Both these Daiquiri and Grog recipes use Demerara Syrup rather than simple syrup in their preparations.
Why? The benefit of using a raw sugar syrup is that it brings an undertone of molasses to the syrup, allowing it to really enhance the rum flavors in the cocktails.
Just to remind you, simple syrup is just equal parts water and granulated sugar boiled together until the sugar is completely dissolved.
Demerara Syrup is just made with brown demerara sugar instead of granulated sugar.
Demerara sugar is similar to turbinado sugar (or coarse sugar) like Sugar in the Raw. Both have a coarse grain texture, golden brown color, and subtle molasses flavor. For our purposes, you can substitute turbinado sugar for the demarara in the syrup. If neither are available, use brown sugar instead.
By the way, a 1-1 recipe ratio of equal parts water and sugar is standard for simple syrups, but it's not set in stone. Like with chocolate ganache, you can alter the ratio to make it heavier (more sugar) or lighter (more water) as required by a recipe or for personal taste.
Turbinado Simple Syrup
- small saucepan
- ½ cup turbinado sugar, like Sugar in the Raw, see Recipe Notes
- ½ cup water
- Combine the water and sugar in a small saucepan and bring to a boil. Reduce to a simmer and stir until sugar dissolves, about 2 minutes. Immediately take the saucepan off the heat.
- Let cool, then pour into a container (something clear to show off your nice golden syrup) and store in the refrigerator for up to one month.
Step 2: How to make a Daiquiri cocktail
Now that we have our molasses sugar syrup, let's make a Daiquiri and a Grog.
The method for both a Daiquiri and Grog are very simple. Put all the ingredients in a shaker and...well...shake, shake, shake!

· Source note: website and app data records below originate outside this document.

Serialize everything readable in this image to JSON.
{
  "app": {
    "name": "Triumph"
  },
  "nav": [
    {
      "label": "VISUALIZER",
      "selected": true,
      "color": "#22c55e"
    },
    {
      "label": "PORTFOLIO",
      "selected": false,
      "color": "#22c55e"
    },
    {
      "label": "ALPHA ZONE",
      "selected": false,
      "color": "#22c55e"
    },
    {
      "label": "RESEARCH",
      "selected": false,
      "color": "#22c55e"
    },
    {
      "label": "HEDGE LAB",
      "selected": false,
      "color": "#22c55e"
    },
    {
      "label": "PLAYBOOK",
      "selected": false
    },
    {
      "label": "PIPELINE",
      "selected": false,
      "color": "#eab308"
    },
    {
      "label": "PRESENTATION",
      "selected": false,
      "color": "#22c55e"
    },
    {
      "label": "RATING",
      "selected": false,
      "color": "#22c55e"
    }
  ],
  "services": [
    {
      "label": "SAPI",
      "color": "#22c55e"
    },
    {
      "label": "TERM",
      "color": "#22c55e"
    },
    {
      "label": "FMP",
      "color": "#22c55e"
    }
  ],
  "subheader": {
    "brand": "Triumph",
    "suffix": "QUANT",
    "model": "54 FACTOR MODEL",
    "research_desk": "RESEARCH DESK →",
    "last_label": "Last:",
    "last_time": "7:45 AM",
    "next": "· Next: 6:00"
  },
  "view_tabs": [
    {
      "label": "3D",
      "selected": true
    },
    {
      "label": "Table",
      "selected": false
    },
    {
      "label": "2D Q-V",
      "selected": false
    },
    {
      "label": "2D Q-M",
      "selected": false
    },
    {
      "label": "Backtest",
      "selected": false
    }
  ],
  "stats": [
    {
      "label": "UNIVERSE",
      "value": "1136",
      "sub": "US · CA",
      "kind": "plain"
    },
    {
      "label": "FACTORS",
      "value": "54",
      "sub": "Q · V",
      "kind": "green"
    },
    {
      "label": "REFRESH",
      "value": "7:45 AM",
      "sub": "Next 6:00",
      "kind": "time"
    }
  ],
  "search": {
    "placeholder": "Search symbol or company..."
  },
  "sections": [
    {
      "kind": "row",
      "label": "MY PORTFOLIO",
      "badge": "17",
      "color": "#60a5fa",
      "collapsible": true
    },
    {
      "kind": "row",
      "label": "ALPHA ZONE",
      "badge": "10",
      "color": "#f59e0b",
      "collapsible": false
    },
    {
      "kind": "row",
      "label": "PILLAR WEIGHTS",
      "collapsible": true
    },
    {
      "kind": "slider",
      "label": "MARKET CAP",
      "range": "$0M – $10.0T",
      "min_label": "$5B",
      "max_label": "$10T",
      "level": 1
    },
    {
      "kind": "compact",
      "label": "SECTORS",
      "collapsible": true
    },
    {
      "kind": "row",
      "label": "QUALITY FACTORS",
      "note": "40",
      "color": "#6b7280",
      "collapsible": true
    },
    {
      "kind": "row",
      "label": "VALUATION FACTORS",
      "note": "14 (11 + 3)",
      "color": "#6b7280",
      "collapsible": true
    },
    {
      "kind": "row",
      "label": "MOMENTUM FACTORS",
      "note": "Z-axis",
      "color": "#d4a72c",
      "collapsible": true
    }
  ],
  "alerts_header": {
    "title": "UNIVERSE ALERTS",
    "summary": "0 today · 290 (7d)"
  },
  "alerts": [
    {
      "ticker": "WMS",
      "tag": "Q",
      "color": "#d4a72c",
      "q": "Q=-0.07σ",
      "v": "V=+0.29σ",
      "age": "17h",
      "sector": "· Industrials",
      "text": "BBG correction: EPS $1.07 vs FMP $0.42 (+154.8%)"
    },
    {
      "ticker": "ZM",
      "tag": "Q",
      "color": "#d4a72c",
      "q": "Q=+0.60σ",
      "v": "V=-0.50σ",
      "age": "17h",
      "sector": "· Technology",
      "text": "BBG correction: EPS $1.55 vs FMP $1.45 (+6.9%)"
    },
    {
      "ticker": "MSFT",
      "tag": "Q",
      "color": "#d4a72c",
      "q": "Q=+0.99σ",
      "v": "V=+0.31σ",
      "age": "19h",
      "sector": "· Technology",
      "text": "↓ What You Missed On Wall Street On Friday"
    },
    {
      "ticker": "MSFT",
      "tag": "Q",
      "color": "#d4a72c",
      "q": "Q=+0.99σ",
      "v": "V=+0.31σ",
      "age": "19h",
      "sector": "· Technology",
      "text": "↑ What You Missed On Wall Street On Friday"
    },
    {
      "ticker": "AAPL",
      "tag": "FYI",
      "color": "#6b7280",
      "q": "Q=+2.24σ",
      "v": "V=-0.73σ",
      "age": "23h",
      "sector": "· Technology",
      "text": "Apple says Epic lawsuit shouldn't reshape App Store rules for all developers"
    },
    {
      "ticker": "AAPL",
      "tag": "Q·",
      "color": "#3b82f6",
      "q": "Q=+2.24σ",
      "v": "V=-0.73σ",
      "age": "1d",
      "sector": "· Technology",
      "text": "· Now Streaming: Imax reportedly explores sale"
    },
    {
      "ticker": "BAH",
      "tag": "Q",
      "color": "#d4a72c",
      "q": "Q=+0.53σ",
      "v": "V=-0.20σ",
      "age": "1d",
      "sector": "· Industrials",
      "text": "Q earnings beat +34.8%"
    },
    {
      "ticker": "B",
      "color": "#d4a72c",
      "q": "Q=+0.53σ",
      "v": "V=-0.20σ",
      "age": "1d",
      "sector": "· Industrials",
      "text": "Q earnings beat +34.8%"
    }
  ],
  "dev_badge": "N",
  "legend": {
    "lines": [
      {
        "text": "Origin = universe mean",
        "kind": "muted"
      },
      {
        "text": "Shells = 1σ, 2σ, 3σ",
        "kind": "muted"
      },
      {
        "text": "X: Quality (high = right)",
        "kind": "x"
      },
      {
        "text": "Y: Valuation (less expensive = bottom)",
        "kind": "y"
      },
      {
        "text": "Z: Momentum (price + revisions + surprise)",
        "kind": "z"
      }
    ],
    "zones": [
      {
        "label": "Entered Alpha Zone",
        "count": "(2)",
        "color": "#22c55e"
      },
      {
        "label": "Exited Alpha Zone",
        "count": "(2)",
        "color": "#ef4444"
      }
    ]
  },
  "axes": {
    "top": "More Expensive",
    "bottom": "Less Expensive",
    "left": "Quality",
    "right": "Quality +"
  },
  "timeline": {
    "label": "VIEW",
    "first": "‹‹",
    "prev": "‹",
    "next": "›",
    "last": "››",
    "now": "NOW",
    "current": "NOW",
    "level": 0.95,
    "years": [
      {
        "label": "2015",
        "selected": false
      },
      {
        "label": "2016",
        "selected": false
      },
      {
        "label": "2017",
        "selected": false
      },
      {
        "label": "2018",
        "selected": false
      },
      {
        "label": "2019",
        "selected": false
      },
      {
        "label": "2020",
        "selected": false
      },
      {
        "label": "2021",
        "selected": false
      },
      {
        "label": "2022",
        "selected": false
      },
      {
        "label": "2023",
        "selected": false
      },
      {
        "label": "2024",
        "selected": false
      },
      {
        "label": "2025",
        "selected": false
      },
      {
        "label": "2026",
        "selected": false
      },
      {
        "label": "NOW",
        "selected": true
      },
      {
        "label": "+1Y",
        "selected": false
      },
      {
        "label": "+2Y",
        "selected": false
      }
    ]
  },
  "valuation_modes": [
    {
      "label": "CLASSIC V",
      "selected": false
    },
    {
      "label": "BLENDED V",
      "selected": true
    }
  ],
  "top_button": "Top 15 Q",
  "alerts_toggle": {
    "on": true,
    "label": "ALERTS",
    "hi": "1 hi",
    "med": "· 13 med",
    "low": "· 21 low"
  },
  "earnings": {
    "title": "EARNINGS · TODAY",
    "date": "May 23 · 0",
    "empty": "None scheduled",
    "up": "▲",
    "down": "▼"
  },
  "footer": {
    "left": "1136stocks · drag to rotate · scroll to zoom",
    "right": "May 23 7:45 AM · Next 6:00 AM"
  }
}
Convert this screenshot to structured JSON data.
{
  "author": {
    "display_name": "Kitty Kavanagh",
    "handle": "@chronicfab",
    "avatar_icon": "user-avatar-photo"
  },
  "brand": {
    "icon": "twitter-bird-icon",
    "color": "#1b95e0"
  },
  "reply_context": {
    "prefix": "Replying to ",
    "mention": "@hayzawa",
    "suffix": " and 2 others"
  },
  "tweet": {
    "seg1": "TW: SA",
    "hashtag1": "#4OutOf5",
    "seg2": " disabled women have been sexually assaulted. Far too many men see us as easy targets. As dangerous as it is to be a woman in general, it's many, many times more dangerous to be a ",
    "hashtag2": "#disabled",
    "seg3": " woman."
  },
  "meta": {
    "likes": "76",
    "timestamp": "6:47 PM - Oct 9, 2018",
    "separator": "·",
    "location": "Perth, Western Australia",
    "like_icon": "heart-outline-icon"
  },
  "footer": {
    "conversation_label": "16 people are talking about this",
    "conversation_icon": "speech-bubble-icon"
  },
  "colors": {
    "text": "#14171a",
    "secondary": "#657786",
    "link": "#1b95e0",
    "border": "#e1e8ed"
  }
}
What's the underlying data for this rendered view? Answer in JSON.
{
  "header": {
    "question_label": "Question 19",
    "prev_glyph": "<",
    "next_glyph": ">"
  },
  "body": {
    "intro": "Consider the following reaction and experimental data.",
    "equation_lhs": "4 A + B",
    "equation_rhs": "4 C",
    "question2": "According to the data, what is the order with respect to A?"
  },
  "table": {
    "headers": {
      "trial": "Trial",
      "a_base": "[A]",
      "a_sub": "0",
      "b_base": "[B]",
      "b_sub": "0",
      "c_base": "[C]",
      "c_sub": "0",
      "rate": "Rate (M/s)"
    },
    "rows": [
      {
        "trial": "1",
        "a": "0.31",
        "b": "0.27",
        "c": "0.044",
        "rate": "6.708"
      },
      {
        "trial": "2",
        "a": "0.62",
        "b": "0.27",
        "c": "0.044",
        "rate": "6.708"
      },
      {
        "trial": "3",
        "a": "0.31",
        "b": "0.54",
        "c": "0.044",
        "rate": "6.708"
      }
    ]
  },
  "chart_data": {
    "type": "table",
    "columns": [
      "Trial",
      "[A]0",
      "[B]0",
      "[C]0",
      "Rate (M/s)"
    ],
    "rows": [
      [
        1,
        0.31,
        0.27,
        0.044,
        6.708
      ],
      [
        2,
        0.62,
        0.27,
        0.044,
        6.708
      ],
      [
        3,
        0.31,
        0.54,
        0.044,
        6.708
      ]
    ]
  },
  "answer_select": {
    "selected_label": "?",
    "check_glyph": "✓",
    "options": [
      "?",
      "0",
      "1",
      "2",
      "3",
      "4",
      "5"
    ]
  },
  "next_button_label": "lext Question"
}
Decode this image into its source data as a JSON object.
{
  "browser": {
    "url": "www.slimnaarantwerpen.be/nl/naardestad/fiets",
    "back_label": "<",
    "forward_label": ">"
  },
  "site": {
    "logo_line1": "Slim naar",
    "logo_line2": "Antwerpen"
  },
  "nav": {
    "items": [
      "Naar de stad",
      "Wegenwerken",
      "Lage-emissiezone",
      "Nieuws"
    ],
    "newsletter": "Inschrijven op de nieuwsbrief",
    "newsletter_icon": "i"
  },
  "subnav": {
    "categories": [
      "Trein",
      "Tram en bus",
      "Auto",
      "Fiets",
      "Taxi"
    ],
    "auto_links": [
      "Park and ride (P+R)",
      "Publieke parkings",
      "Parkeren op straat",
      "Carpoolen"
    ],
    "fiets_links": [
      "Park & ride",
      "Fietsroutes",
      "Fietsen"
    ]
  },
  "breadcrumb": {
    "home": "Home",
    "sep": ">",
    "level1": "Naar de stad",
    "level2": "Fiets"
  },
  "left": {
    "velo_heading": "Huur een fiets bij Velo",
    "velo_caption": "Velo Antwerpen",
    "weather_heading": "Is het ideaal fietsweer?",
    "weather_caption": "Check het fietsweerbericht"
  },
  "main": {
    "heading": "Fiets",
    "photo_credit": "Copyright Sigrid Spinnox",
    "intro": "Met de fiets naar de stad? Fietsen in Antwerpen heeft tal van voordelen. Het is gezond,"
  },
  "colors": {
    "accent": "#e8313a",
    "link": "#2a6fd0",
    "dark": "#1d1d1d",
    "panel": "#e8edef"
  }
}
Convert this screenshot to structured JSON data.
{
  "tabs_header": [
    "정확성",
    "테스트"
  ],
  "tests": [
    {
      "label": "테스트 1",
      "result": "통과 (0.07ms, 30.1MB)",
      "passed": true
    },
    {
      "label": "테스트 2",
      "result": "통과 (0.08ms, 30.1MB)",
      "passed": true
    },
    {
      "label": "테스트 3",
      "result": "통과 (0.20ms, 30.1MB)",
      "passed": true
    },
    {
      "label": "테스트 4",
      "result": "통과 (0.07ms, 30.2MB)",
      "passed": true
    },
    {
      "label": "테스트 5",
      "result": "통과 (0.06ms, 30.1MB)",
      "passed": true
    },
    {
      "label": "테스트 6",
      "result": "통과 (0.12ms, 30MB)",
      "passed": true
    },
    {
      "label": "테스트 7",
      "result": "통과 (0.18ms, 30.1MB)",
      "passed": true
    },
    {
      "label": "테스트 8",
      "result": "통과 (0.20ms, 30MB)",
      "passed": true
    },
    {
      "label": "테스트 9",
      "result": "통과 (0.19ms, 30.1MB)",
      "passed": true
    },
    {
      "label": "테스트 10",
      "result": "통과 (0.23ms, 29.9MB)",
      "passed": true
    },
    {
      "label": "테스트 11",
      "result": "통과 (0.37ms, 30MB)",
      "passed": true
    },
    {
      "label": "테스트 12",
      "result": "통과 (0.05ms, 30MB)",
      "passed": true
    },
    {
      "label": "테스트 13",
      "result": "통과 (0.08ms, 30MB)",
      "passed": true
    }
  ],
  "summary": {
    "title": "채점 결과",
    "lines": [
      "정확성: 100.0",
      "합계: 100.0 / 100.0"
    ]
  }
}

We'll make the Daiquiri cocktail recipe first.
- martini shaker
- 2 ozs white rum, like Bacardi white rum
- ¾ oz turbinado syrup
- ¾ oz lime juice
- Add all ingredients to a martini shaker filled with ice, shake 20 to 30 seconds.
- Strain through a fine mesh strainer (to remove any ice particles) into a chilled lowball glass.
- Serve garnished with a slice of lime. Enjoy!
Step 2: How to make a Grog cocktail
Making Grog is similar to the Daiquiri, except with less simple syrup and the addition of water.
- martini shaker
- 2 ozs dark rum, like Brugal Añejo
- ¾ oz lime juice
- ½ oz turbinado syrup
- 1 oz water
- Add all ingredients to a martini shaker filled with ice and shake 20 to 30 seconds.
- Pour into a lowball glass and enjoy. Yo-ho-ho!
Tasting comparison between a Daiquiri and Grog
I thought I’d like the Brugal and Grog over the Bacardi and Daiquiri (given it’s aged, like scotch), so I was surprised that the Daiquiri won out for me. I really enjoyed the clean crispness of the Daiquiri and the clean rum flavor this time.
That’s not to say that if a tiki-mug filled with Grog were handed to me that I’d turn it away, not by a long shot.
Both of these simple rum cocktails would be lovely to sip on a summer evening...on a beach…with swaying palms…sorry, got carried away for a moment.
Slainté! L’chaim! Cheers!
Related Tasting Notes
Besides, scotch, whiskey, and bourbon, I've occasionally tried other spirits. Here's how I liked them and how I've used them.